According to human rights law centre AlHaqanya, four female detainees, including Hussein, were released Monday evening. Three of them were released on EGP 2,000 bail, with the fourth exempt from bail due to her status as a minor. The 16 male detainees, however, had their detention extended another fifteen days, the organisation confirmed.
A separate group of five detainees, also in Maadi, were released Monday night on EGP 2,000 bail.
Most detainees arrested on Saturday are accused of involvement in a banned organisation, an organisation that aims to disrupt the law or joining a mob, as well as other charges.
A total of 1,079 people were arrested Saturday, as the revolution’s anniversary was marred by deadly violence. Decisions on the detainees are being made by various prosecutions, depending on where they were arrested.
For most groups of detainees, the prosecution decided on Sunday to postpone the decision to Monday when it would receive reports from Homeland Security on the detainees, which it did in the case of 25 people arrested in Cairo’s Maadi neighbourhood. Only one group of detainees is known to have been investigated on Saturday evening.
A group of 60 detainees arrested in Giza’s Dokki neighbourhood who were ordered detained for 15 days. Ahmed Atef a researcher at the Egyptian Centre for Social and Economic Rights and a member of the Front to Defend Egyptian Protesters said the decision was made without the presence of a lawyer and even though a lawyer attempted to gain access, she was not allowed inside.
Preventing lawyers from accessing the investigations has been reported at other locations.
Lawyers attempting to provide representation for over 220 detainees investigated by the Abdeen prosecution at Tora Central Security Forces Camp were made to wait outside for hours on Sunday evening. Eventually, a few lawyers were allowed in after hours of waiting and after many had already left. The prosecution is set to decide whether this group leaves or faces charges on Monday afternoon.
Lawyer Amr Hassan who has been working with these detainees said “one of the first guarantees of a fair trial is the presence of a lawyer.” He added that the 2014 Constitution states that investigations are considered “void” if a lawyer is not present.
Hassan himself was not prevented from entering investigations but he said the case was different at the Giza Central Security Forces camp located on the Cairo-Alexandria desert road, where lawyers were barred from attendance in the investigations.
The majority of the arrests on Saturday were in Greater Cairo and the governorates of Alexandria and Daqahleya, Atef said.
Atef said there is usually a discrepancy between the number of people arrested and the number of people who are actually investigated.
A recent pattern he pointed to is that police “randomly arrest the largest number of people” and examine them, then some are released before an official complaint is drafted.
Another lawyer, Fady Wagdy from the Egyptian Coalition on Children’s Rights, said there are minors among the detainees, but the number of minors is still unknown.

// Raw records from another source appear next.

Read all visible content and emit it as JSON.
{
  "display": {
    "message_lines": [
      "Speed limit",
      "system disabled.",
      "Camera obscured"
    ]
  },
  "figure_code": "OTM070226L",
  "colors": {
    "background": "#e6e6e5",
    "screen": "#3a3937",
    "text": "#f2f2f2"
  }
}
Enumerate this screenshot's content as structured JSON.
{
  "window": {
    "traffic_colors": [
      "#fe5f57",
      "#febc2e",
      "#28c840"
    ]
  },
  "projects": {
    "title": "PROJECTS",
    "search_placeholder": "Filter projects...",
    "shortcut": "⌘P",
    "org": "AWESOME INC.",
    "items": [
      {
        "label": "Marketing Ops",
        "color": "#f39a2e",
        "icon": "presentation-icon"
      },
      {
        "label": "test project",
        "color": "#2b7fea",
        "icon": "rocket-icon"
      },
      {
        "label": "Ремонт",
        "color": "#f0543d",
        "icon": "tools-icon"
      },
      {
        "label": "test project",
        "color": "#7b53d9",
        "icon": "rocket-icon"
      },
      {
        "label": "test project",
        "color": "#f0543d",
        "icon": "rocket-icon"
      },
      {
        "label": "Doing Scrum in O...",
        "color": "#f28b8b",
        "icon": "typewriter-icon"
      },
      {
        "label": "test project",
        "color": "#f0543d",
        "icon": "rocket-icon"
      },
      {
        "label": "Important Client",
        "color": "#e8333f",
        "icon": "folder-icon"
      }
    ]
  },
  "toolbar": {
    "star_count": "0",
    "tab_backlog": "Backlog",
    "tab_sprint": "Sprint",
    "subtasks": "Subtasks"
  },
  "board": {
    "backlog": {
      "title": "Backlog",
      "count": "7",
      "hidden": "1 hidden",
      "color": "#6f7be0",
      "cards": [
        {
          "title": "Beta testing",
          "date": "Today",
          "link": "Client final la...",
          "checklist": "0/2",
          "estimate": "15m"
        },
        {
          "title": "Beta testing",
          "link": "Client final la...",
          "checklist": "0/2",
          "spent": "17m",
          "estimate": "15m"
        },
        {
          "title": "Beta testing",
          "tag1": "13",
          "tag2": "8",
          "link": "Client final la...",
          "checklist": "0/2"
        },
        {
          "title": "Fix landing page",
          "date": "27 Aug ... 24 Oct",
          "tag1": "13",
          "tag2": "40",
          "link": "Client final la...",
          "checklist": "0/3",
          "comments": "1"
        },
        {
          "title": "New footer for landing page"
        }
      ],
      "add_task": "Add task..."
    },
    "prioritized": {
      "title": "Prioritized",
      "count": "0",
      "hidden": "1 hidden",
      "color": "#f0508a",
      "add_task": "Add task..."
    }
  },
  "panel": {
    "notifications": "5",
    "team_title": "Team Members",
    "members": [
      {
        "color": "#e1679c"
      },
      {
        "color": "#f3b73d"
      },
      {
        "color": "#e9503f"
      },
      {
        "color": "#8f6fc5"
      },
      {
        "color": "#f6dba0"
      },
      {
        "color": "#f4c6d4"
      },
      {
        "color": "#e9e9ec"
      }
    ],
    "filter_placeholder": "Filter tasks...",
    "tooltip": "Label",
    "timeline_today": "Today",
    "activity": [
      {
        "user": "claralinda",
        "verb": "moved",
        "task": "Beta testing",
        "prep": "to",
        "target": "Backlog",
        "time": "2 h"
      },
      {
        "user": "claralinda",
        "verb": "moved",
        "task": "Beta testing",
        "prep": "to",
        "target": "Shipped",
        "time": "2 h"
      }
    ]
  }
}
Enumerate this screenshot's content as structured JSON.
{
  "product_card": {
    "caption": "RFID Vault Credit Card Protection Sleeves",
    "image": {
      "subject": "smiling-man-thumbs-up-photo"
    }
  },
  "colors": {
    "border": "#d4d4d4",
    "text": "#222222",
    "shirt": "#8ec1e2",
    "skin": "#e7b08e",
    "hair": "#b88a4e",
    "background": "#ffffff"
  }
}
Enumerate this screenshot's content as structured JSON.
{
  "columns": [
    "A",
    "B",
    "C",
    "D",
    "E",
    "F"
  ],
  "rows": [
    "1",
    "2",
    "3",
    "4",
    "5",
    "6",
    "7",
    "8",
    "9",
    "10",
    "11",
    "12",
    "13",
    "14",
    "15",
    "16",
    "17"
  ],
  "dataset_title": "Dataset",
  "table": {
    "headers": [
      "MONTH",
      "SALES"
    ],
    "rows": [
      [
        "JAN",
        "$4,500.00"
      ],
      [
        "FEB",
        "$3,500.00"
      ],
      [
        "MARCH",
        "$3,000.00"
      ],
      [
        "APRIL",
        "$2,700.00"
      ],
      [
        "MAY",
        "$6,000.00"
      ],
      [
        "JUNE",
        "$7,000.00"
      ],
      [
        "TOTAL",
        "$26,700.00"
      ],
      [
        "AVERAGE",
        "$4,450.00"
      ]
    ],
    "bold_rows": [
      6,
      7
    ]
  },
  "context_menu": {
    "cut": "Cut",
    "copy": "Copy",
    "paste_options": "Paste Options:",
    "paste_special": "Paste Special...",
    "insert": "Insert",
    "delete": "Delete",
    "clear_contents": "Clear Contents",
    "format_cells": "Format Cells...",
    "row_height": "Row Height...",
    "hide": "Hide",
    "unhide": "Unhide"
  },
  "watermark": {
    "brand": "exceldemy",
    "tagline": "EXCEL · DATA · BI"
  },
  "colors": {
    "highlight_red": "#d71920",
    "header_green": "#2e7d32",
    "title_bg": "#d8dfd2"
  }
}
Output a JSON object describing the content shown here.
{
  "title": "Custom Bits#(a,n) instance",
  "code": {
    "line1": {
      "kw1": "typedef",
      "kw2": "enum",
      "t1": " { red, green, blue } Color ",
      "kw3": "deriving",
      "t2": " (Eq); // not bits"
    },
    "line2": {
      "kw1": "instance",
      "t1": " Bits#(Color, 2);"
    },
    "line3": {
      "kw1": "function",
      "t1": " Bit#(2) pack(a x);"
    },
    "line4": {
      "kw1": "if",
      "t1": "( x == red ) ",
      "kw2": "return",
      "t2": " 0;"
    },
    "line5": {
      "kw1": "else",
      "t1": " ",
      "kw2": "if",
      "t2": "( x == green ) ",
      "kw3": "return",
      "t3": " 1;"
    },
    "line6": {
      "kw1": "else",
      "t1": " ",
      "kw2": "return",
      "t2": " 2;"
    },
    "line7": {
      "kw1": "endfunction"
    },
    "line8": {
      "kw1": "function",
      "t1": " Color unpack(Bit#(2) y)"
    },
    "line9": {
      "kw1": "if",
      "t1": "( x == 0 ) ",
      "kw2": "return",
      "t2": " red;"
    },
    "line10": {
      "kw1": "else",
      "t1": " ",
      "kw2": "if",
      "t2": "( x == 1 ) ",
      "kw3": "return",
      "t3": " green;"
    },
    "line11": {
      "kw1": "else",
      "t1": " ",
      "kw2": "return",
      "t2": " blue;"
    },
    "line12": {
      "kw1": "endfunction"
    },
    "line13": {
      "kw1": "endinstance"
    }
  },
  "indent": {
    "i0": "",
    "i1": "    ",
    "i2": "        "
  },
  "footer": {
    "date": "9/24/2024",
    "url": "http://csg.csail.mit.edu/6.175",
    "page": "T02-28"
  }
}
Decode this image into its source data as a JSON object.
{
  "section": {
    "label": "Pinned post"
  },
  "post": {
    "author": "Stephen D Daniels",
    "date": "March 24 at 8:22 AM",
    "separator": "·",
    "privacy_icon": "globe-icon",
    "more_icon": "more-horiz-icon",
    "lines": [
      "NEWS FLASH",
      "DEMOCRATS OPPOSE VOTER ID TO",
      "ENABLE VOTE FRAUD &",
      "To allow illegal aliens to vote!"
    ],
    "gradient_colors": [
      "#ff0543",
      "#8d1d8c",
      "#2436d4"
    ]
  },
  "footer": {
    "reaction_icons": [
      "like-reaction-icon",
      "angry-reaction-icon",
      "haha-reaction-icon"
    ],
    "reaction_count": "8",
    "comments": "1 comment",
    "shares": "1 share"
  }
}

He added that the minors are not being separated from the adults in detention, in violation of the law.
Wagdy said it is also illegal to run investigations inside Central Security Forces camps. “But no matter how much we say this, they claim that it is done for security reasons.” He said investigations are supposed to be conducted in court and in conditions where the detainee is not being subjected to physical or moral coercion.
Lawyers trying to assist the Maadi detainees were assaulted and threatened on Saturday.
The Ministry of Interior could not be reached for comment.